# Your goal
Pull every line holding the word "Alle" from the data below and copy it.

# Data provided
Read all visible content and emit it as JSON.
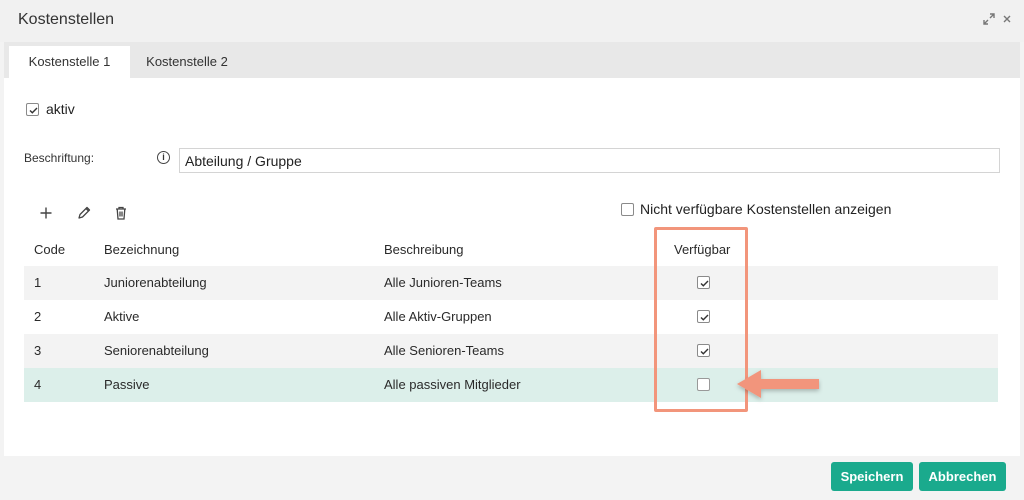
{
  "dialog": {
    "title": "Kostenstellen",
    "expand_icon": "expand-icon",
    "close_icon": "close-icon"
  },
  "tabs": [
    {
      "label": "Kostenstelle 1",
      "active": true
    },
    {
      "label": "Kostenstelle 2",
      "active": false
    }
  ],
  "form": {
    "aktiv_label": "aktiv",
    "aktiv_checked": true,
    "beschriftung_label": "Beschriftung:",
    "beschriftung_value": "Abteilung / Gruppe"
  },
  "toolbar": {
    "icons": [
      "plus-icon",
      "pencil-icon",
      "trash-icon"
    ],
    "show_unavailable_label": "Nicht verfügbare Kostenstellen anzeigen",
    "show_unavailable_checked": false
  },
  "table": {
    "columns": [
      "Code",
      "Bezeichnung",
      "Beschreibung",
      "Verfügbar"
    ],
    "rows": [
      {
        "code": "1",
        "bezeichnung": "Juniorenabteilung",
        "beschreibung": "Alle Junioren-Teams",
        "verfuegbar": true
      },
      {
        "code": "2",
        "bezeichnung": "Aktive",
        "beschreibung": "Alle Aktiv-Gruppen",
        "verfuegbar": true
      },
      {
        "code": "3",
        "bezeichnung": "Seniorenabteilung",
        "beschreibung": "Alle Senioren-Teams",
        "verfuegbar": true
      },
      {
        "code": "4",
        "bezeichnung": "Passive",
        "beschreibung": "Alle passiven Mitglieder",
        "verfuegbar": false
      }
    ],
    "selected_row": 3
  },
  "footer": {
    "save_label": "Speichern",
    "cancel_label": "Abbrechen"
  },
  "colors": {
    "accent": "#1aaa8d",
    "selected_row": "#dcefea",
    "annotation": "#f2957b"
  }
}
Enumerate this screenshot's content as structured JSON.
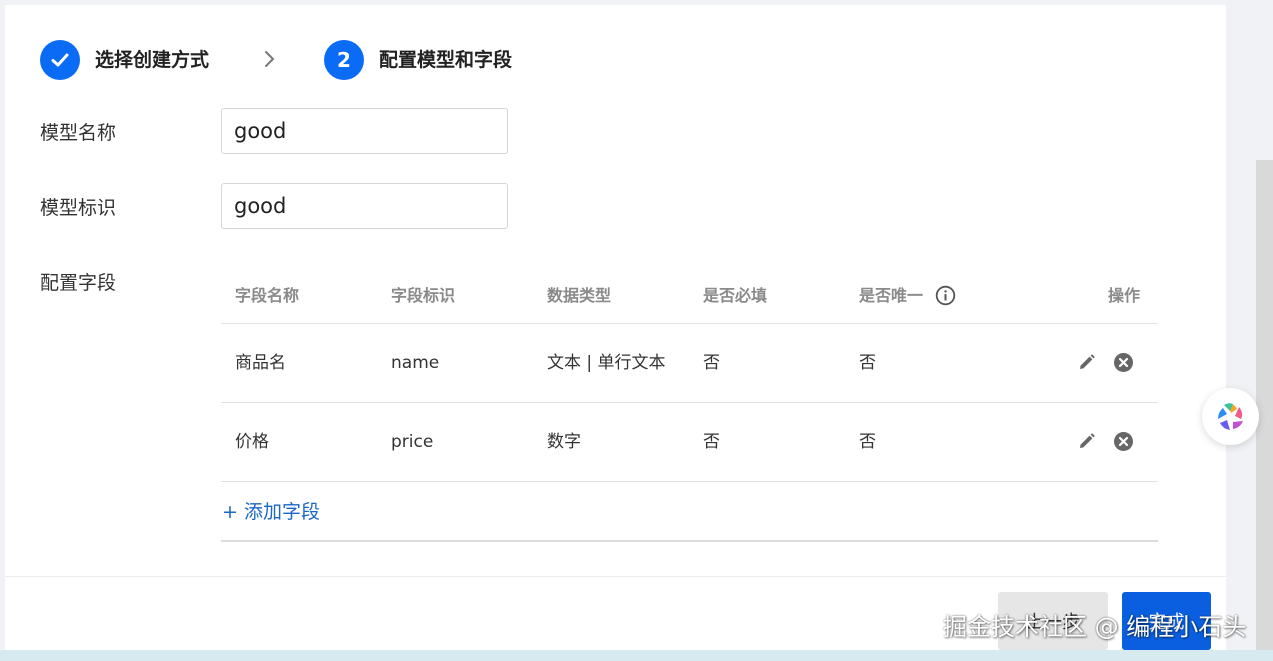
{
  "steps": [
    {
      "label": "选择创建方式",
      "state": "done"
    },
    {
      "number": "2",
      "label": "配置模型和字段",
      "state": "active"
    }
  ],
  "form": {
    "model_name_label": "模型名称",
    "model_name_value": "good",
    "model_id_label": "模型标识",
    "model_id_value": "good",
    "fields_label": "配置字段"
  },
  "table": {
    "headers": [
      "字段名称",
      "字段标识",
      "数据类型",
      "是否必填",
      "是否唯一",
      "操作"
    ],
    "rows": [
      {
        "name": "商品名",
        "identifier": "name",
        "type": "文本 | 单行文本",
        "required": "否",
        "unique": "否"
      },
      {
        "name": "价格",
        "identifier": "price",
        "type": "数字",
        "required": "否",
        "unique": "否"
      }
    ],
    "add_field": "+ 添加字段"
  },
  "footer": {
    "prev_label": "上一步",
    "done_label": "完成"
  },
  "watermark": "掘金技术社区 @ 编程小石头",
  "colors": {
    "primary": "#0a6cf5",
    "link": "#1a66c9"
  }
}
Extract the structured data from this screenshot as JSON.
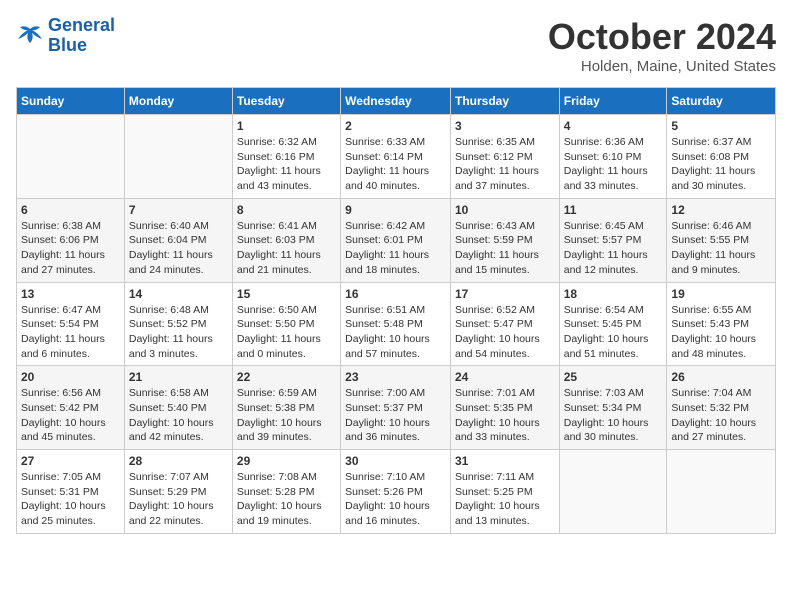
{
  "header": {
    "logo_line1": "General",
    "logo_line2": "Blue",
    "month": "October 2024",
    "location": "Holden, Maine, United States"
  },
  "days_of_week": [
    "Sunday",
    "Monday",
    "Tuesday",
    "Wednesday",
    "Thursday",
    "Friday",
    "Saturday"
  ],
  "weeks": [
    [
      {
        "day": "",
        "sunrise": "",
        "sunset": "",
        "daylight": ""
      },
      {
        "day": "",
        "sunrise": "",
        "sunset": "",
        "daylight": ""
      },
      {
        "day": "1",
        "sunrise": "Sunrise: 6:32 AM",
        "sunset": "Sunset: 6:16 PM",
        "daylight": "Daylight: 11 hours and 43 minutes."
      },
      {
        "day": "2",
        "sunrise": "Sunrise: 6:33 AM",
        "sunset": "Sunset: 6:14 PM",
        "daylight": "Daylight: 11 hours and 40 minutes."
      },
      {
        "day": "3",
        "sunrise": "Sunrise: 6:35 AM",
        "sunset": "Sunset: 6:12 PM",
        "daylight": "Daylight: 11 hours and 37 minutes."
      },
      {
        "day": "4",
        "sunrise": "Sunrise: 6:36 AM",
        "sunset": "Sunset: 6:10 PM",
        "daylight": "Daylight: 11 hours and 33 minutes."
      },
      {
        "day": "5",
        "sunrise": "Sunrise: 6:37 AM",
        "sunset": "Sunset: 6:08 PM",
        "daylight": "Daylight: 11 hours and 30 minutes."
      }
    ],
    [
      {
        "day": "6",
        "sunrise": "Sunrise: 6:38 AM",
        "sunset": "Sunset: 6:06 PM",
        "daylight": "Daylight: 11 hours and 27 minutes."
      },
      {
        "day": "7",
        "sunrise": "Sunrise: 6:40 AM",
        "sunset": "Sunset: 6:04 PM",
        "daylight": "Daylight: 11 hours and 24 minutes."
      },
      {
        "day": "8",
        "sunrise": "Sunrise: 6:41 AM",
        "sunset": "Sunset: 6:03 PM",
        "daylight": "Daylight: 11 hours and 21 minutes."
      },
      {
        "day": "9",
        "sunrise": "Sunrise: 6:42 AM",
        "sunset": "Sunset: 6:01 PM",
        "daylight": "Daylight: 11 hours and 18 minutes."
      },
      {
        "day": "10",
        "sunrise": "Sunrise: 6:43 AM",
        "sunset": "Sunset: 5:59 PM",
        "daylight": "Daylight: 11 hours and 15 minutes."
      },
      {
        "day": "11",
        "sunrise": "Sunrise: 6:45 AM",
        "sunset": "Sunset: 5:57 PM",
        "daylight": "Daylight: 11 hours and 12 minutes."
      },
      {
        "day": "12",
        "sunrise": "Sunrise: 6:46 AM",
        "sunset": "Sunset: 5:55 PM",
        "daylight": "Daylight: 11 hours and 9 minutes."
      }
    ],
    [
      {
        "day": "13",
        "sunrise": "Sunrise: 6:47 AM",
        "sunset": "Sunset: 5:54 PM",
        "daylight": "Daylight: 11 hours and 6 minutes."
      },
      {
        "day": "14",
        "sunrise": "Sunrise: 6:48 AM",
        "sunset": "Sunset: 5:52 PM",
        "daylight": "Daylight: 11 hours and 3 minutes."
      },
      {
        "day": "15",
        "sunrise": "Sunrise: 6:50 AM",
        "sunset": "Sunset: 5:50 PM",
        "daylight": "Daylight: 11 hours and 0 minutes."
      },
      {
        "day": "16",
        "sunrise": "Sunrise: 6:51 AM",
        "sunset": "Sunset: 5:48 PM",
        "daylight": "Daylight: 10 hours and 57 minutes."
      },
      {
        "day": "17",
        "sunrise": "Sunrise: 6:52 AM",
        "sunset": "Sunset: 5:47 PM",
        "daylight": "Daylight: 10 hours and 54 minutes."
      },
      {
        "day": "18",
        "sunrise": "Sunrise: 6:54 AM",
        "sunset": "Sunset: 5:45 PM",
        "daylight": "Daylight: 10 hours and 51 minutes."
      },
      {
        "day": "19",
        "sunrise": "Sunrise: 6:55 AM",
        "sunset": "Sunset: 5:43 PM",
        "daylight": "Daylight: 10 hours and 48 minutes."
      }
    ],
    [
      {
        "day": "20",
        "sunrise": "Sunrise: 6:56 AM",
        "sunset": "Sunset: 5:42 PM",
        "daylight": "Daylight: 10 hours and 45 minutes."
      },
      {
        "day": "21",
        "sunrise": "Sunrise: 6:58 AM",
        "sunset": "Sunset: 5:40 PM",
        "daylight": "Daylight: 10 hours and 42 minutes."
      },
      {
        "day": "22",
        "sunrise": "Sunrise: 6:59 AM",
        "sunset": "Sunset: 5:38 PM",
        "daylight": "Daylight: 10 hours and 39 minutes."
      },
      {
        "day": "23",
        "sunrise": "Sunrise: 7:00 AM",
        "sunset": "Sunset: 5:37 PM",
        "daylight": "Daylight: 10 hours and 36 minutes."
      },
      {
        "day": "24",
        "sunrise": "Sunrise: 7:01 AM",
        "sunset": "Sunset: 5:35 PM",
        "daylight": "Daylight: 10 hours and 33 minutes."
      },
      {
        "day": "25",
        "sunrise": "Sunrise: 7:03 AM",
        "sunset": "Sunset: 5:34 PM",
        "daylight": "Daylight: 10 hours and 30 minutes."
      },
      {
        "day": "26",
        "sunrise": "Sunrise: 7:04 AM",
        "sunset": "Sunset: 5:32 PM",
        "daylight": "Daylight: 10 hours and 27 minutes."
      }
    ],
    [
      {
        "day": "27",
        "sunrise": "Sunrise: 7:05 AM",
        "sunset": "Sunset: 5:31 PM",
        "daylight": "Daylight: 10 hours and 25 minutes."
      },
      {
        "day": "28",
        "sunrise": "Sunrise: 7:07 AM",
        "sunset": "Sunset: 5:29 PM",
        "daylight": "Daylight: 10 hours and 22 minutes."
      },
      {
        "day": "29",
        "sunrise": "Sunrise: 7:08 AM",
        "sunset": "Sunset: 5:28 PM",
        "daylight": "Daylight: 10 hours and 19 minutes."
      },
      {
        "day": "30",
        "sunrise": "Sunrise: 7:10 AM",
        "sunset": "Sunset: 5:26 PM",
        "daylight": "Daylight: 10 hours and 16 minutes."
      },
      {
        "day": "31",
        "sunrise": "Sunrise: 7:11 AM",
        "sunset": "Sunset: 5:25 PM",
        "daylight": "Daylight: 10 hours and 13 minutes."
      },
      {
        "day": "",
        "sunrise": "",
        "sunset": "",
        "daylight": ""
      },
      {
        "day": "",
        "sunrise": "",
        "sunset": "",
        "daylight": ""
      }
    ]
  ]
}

# Your solution
        "beschreibung": "Alle Junioren-Teams",
        "beschreibung": "Alle Aktiv-Gruppen",
        "beschreibung": "Alle Senioren-Teams",
        "beschreibung": "Alle passiven Mitglieder",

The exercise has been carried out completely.